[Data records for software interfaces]
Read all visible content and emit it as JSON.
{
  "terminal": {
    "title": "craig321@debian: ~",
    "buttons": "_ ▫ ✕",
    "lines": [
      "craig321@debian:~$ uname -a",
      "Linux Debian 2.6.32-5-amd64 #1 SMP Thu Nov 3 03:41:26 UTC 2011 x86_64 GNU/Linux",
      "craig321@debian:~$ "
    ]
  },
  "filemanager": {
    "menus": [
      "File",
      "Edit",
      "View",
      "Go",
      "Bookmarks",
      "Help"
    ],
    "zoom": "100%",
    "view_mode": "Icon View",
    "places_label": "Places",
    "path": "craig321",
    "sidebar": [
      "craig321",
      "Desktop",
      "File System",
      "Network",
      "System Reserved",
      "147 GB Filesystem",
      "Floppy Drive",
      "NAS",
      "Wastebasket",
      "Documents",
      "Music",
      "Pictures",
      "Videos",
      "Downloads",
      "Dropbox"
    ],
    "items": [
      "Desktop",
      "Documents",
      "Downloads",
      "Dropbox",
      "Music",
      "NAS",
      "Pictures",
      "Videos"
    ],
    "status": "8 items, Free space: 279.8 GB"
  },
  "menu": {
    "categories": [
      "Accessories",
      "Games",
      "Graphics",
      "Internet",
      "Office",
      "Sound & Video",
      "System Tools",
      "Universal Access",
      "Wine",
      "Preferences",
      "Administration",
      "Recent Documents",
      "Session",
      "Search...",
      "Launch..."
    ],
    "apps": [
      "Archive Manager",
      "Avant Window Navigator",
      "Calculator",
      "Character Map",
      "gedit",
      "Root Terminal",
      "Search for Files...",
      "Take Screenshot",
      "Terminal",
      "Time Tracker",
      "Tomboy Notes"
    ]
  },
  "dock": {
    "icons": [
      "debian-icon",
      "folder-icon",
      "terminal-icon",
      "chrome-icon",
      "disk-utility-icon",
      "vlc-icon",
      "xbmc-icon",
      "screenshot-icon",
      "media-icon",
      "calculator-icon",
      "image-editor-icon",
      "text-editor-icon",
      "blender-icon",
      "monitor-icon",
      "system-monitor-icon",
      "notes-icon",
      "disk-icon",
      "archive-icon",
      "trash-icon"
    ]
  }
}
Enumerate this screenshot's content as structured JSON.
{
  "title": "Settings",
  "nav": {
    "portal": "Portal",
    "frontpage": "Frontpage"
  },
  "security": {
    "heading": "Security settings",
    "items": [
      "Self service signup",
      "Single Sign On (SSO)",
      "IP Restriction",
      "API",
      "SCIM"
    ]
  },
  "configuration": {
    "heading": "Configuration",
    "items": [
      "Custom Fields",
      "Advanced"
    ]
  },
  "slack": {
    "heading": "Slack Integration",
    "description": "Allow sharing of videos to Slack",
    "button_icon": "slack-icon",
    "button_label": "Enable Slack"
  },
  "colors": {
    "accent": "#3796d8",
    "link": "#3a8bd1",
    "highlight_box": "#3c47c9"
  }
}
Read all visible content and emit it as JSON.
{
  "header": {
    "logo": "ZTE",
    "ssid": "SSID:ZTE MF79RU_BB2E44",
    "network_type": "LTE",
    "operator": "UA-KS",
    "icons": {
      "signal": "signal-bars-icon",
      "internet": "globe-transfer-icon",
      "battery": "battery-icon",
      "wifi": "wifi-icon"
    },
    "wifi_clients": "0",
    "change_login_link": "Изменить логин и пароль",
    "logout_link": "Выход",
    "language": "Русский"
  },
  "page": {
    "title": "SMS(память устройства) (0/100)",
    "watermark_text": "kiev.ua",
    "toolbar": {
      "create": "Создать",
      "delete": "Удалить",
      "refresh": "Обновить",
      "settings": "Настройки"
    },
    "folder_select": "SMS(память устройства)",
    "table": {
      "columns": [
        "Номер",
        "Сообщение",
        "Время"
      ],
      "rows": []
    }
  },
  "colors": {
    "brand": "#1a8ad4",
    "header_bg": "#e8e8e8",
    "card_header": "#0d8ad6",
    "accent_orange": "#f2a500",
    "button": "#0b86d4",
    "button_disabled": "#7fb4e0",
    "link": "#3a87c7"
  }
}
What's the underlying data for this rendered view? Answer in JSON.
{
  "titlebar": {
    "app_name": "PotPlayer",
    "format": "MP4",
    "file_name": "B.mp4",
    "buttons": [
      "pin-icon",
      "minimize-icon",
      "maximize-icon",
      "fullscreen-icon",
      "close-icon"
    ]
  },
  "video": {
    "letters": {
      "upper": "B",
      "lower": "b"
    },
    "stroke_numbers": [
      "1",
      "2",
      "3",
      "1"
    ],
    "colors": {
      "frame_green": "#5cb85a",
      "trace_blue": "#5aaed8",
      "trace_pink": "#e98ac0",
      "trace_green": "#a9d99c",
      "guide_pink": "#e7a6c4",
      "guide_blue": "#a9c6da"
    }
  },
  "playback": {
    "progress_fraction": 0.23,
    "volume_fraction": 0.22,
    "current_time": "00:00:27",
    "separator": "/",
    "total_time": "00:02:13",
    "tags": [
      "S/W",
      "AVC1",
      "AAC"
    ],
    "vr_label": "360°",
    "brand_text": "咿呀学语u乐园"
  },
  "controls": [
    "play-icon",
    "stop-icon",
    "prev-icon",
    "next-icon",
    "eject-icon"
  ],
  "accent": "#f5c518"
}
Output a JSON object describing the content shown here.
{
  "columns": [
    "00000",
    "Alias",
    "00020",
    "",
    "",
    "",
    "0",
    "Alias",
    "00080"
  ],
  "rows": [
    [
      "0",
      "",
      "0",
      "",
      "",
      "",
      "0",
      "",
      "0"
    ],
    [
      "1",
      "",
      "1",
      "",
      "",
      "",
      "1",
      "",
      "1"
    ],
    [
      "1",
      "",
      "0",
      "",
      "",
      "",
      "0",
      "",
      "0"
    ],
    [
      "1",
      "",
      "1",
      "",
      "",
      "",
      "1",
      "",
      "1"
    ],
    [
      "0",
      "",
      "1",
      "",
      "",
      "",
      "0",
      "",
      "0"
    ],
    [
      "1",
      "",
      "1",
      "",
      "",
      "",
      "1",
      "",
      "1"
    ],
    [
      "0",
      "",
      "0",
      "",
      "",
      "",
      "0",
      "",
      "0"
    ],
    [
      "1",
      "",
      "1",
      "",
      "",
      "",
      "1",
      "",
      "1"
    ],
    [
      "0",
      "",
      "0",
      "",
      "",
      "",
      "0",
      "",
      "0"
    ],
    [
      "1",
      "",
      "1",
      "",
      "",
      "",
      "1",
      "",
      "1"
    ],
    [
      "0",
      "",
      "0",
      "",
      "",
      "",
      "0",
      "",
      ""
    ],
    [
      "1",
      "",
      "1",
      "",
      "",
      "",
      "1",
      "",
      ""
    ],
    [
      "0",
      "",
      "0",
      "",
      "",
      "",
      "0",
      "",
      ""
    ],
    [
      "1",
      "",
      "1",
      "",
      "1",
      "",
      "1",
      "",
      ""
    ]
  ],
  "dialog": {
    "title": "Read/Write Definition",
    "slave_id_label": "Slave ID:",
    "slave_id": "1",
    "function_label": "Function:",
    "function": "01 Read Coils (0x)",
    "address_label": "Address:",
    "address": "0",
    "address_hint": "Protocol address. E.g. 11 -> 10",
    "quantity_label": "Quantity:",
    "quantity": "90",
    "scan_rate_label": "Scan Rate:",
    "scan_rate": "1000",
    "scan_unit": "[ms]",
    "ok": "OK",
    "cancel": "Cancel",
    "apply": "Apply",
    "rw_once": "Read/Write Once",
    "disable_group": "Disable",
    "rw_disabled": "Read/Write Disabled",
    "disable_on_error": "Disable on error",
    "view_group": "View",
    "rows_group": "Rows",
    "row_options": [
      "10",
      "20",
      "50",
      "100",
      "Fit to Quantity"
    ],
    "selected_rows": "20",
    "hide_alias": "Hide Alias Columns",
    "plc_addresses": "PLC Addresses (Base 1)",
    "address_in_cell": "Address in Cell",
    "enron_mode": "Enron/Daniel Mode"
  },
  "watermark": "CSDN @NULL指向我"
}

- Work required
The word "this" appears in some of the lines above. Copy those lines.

- Task response
Enumerate this screenshot's content as structured JSON.
What's the underlying data for this rendered view? Answer in JSON.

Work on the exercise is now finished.